And when the data contradicting their opinion becomes too overwhelming, or the arguments against it become too compelling, they don’t twist their original opinion around in a series of apologetics explaining why the original opinion is still true and just needs to be interpreted correctly.
They say, “Huh. I guess I was wrong.”
So to someone who isn’t already attached to a religious belief, the combination of those two things — the fact that science is looking out in the world to figure the world out, and the fact that a central defining feature of science is a willingness to admit when it’s wrong — makes it look like a far more trustworthy source of information about the world than religion. Science has a built-in self-correcting mechanism; religion has the opposite, a built-in self-perpetuating mechanism that actively resists correction.
Now, you can argue — you have argued — that religion, not science, is equipped to answer questions like: Why are we here? What is the meaning of life? Where do we come from? Where are we going?
I must respectfully disagree.

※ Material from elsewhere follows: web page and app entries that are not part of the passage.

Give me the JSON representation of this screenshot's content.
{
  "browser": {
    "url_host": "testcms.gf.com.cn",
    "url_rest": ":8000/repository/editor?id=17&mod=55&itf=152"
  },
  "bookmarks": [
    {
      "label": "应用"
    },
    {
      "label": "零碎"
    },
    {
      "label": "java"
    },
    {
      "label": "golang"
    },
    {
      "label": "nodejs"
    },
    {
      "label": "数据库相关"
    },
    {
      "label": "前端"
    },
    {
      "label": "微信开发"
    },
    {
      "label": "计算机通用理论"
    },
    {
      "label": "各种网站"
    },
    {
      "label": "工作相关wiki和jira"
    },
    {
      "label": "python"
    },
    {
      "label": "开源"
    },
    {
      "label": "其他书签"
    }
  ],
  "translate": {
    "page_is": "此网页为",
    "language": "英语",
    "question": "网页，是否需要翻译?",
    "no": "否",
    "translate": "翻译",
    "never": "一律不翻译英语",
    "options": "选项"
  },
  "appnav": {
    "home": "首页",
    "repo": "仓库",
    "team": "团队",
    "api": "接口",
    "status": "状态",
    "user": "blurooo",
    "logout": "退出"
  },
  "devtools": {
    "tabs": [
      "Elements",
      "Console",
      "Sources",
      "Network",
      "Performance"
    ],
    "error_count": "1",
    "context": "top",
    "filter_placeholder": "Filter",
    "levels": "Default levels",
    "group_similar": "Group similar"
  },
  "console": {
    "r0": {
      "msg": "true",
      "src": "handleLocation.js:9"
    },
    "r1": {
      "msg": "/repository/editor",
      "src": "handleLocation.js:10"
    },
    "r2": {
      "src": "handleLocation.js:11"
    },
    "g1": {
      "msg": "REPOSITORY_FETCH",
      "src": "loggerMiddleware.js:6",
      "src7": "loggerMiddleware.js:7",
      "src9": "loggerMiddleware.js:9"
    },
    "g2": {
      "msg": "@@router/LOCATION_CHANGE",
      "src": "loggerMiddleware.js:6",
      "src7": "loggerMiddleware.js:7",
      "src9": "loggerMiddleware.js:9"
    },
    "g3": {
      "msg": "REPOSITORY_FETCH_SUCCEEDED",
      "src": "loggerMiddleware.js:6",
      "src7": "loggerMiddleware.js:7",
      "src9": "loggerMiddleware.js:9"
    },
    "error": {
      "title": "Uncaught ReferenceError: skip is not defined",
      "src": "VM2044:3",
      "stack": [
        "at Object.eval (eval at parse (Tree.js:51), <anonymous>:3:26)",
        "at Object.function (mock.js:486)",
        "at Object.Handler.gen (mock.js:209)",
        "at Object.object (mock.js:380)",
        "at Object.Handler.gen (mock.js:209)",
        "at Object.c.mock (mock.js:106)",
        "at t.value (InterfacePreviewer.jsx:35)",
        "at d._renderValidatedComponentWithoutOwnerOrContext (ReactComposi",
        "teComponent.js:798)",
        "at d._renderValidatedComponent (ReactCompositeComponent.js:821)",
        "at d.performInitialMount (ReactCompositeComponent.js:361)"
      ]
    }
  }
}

Partly because, as is obvious, I think religion is a mistaken idea about how the world works, and any philosophy of life based on it will therefore have a foundation of sand.
But I also think science, and the information about the world and ourselves that science has gathered and continues to gather, can definitely help us answer some or all of these questions. (A few possibilities: We are here because our ancestors’ DNA successfully replicated itself… and in a larger sense, because of the laws of biology and chemistry and physics. We create our own meaning of life. We come from the molecules of the earth and the heat and light of the sun. And that’s pretty much where we’re going, leaving behind whatever work we’ve done in the world and whatever patterns and ideas we’ve created or passed along. Plus, of course, our DNA, if we’ve successfully replicated it.)

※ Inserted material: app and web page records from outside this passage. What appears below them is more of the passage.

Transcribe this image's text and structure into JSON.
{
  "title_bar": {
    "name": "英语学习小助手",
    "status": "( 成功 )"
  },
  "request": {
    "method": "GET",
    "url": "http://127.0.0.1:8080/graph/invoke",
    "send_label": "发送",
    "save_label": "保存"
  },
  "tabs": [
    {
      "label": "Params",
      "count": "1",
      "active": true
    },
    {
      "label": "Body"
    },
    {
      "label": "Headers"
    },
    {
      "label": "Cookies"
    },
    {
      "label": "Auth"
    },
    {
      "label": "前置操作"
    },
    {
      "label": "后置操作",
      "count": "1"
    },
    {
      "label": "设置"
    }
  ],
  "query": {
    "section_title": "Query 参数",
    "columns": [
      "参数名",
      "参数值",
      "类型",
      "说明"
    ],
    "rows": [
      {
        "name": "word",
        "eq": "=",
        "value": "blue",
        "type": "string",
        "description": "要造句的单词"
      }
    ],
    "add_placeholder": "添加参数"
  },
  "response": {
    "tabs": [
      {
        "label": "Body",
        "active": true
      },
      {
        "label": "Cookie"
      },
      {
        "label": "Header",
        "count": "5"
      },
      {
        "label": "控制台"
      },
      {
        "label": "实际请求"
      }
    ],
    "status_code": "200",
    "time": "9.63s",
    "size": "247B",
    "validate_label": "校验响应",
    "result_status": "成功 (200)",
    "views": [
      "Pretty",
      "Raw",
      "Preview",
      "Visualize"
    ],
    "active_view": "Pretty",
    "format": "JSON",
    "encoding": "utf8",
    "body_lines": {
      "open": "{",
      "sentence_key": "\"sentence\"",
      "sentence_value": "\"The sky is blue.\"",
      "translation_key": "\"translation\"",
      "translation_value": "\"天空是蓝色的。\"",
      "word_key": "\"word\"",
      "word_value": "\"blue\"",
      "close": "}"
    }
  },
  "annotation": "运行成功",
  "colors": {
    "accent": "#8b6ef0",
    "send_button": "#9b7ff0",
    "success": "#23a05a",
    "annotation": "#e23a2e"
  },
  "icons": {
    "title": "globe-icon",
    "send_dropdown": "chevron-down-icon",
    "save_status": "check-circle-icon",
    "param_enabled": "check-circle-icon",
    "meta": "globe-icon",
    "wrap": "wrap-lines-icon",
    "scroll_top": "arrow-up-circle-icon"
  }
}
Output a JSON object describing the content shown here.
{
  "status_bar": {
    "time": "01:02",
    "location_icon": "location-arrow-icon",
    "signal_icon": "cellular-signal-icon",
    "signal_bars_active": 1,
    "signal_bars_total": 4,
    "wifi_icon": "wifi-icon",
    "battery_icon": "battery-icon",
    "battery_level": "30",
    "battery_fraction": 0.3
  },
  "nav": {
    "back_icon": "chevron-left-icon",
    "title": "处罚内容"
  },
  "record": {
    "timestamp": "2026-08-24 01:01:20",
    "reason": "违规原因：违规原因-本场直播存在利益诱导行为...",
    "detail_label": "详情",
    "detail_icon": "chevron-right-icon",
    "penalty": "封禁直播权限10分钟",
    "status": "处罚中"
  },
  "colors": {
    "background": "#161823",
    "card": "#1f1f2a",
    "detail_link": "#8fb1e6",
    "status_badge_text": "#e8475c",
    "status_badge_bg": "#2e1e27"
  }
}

And one of the things science (or the philosophy of science, anyway) shows us about understanding life is that a theory that can’t possibly be falsified is useless. If a theory can be twisted around to explain absolutely anything that happens or that might conceivably happen, then it has no predictive power, no ability to help us understand how the world works.
Which brings me back to my point about the circularity of religious thinking. Take another look at Ebon Musing’s observation about theists, in his Theist’s Guide to Converting Atheists: “Ask any believer what would convince him he was mistaken and persuade him to leave his religion and become an atheist, and if you get a response, it will almost invariably be, ‘Nothing — I have faith in my god.’”
And ask yourself the question he asks: Is there anything that would convince you that you were mistaken? Is there any possible piece of evidence that could persuade you that God does not exist?
If the answer is “No” — if your answer is, “That’s what faith means, it means believing in God without demanding evidence and no matter what happens” — then you’ve pretty much proven my point. Religious belief is a snake eating its own tail. It’s a self-referential game of Twister. And it doesn’t help us understand or explain anything at all, about ourselves or the world.